Exact copies of the lines below are the goal; any images in them are dropped.

Content starts

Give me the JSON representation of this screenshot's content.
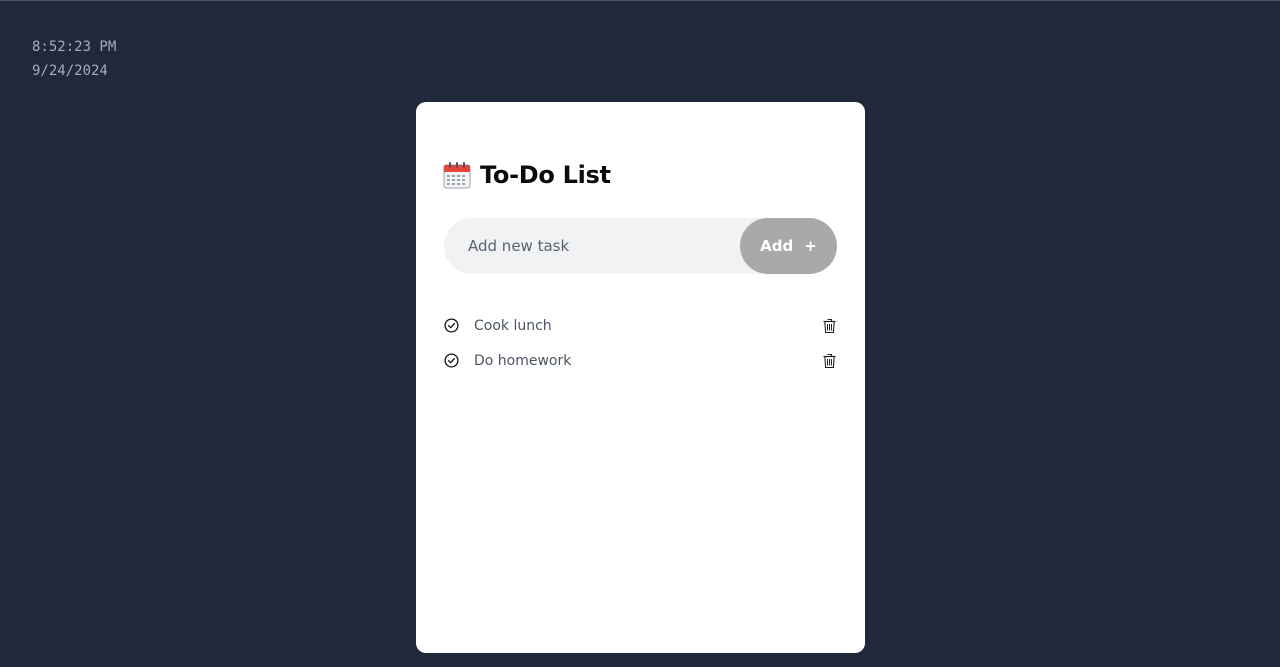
{
  "clock": {
    "time": "8:52:23 PM",
    "date": "9/24/2024"
  },
  "app": {
    "title": "To-Do List",
    "title_icon": "calendar-icon"
  },
  "input": {
    "placeholder": "Add new task",
    "value": ""
  },
  "add_button": {
    "label": "Add",
    "icon": "+"
  },
  "tasks": [
    {
      "text": "Cook lunch",
      "done": false
    },
    {
      "text": "Do homework",
      "done": false
    }
  ],
  "colors": {
    "background": "#1f293b",
    "card": "#ffffff",
    "input_bg": "#f1f2f4",
    "add_button": "#a9a9a9",
    "task_text": "#4b5563",
    "clock_text": "#a3adbb"
  }
}
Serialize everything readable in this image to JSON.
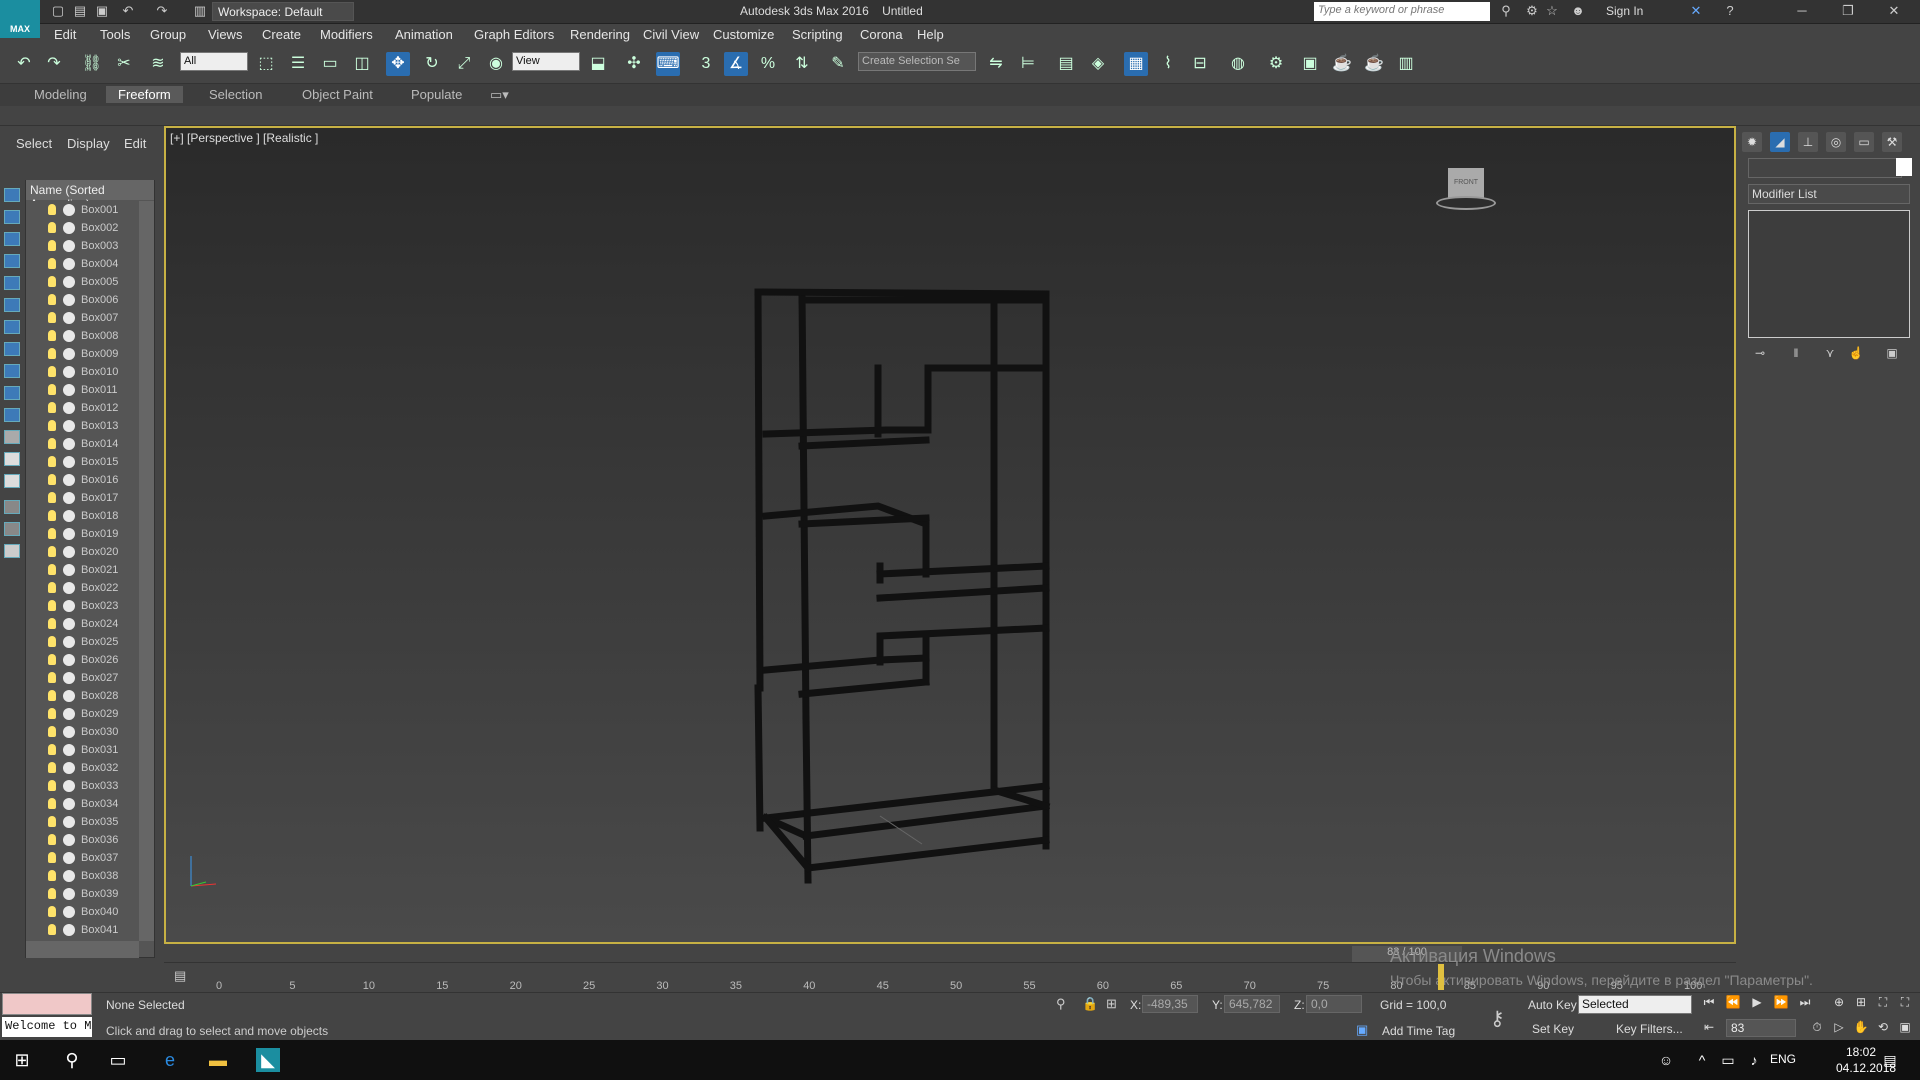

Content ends

WRITTEN RESPONSE →
Give me the JSON representation of this screenshot's content.
{
  "clock": {
    "time": "8:52:23 PM",
    "date": "9/24/2024"
  },
  "app": {
    "title": "To-Do List",
    "title_icon": "calendar-icon"
  },
  "input": {
    "placeholder": "Add new task",
    "value": ""
  },
  "add_button": {
    "label": "Add",
    "icon": "+"
  },
  "tasks": [
    {
      "text": "Cook lunch",
      "done": false
    },
    {
      "text": "Do homework",
      "done": false
    }
  ],
  "colors": {
    "background": "#1f293b",
    "card": "#ffffff",
    "input_bg": "#f1f2f4",
    "add_button": "#a9a9a9",
    "task_text": "#4b5563",
    "clock_text": "#a3adbb"
  }
}
Serialize everything readable in this image to JSON.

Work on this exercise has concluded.